My dad passed away two years ago. After a lot of encouragement, my mom is finally downsizing to a smaller home. Which means going back in time and going through my childhood. I’ll just say it…
I have a hard time letting go of things.
I’ll never be able to Marie Kondo my home without a lot of help (force). The things I hang on to are either sentimental or for future craft supplies (so obviously I save all the things). There is no denying that I get this from my mother.
My parents bought our family home when I was 12. After living in a home for two and a half decades to say we had accumulated some stuff would be an understatement. She had Rubbermaid storage boxes in every attic (yes, her house had multiple attics), in the closets, and under the beds. She was so thoughtful in marking a few boxes for each of her 3 kids. We called them “baby boxes” growing up and they held mementos from birth through high school.
Sure, as a child I enjoyed going through these boxes. When I could still sort of remember the memories behind the handprint art, my speech therapy lesson folder, or my little gold heart from when I was in the ICU at the original Woman’s – okay I didn’t really remember this, but I was told the story enough that I felt like I remembered it.
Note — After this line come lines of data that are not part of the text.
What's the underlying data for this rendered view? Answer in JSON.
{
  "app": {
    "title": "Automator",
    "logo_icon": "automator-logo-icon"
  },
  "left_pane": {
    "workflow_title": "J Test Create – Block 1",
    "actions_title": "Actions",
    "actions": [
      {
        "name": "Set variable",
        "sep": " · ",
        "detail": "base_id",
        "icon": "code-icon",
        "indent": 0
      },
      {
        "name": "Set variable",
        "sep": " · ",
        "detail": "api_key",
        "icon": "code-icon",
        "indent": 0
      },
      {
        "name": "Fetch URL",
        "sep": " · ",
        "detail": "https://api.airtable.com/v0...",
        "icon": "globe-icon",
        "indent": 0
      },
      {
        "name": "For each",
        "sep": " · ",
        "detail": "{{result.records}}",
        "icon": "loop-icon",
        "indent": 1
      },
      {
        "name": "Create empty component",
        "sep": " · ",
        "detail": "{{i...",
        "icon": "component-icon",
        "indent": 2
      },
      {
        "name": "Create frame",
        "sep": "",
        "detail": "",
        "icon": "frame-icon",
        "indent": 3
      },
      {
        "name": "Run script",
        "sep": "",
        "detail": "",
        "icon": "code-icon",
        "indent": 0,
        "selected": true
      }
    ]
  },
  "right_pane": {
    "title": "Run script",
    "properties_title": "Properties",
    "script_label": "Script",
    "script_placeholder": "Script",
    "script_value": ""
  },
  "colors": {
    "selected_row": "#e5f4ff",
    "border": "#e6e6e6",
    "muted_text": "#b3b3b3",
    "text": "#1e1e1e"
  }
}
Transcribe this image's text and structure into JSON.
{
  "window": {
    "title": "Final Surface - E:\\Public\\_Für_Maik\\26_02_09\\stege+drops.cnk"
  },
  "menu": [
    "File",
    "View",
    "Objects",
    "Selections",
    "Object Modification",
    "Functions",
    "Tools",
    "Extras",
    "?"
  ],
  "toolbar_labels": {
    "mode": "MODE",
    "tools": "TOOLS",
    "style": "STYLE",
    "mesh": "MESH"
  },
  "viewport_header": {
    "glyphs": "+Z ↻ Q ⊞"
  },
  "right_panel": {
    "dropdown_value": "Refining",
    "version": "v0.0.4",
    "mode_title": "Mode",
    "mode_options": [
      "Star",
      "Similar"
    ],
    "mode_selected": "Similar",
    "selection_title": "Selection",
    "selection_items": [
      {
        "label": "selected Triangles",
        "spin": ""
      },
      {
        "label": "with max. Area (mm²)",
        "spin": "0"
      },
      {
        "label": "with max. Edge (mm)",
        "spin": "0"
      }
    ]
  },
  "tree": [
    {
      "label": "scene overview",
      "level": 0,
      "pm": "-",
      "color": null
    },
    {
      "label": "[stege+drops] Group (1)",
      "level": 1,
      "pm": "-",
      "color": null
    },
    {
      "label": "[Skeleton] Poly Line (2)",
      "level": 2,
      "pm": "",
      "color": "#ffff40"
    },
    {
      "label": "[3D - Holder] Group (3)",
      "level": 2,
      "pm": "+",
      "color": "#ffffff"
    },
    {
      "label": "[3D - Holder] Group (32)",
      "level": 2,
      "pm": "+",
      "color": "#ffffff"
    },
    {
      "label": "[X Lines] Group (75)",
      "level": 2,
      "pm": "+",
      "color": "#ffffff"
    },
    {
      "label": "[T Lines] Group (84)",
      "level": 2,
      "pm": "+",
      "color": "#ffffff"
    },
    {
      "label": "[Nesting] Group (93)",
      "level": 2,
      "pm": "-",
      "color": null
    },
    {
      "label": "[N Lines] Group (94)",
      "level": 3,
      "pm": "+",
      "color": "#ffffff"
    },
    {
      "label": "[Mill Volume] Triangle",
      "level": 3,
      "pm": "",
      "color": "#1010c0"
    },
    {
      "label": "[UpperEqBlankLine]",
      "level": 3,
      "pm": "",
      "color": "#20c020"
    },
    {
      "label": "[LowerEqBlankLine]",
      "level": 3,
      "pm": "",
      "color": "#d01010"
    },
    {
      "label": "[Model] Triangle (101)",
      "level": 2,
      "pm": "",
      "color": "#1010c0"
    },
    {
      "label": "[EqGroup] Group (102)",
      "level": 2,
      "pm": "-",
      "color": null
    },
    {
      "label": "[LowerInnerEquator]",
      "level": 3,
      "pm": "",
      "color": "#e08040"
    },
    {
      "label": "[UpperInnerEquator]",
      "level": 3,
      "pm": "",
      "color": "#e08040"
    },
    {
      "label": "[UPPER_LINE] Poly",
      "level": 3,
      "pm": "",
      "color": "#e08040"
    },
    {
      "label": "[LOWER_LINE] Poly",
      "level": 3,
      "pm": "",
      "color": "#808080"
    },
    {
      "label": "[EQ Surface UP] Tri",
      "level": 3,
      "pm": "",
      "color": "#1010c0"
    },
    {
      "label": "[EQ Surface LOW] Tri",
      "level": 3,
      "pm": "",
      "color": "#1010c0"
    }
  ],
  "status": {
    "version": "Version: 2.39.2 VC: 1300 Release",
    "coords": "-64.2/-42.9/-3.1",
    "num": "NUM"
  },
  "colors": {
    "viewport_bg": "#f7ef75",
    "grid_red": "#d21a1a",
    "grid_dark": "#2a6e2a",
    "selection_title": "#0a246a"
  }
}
The thing is, at 36, my construction paper crafts from days that are long gone don’t mean anything to me. My clay handprint was fun to show my kids for a moment, but I barely have space to put all their handprint art. After going through and recycling two boxes of memories, I decided to release myself from saving everything my kids make … and are going to make. Sure I’ll save a few things for a little while, like their annual art show work. And I’ll save a few things for forever, like all those adorable Christmas tree ornaments. But I’m done saving everyday paperwork.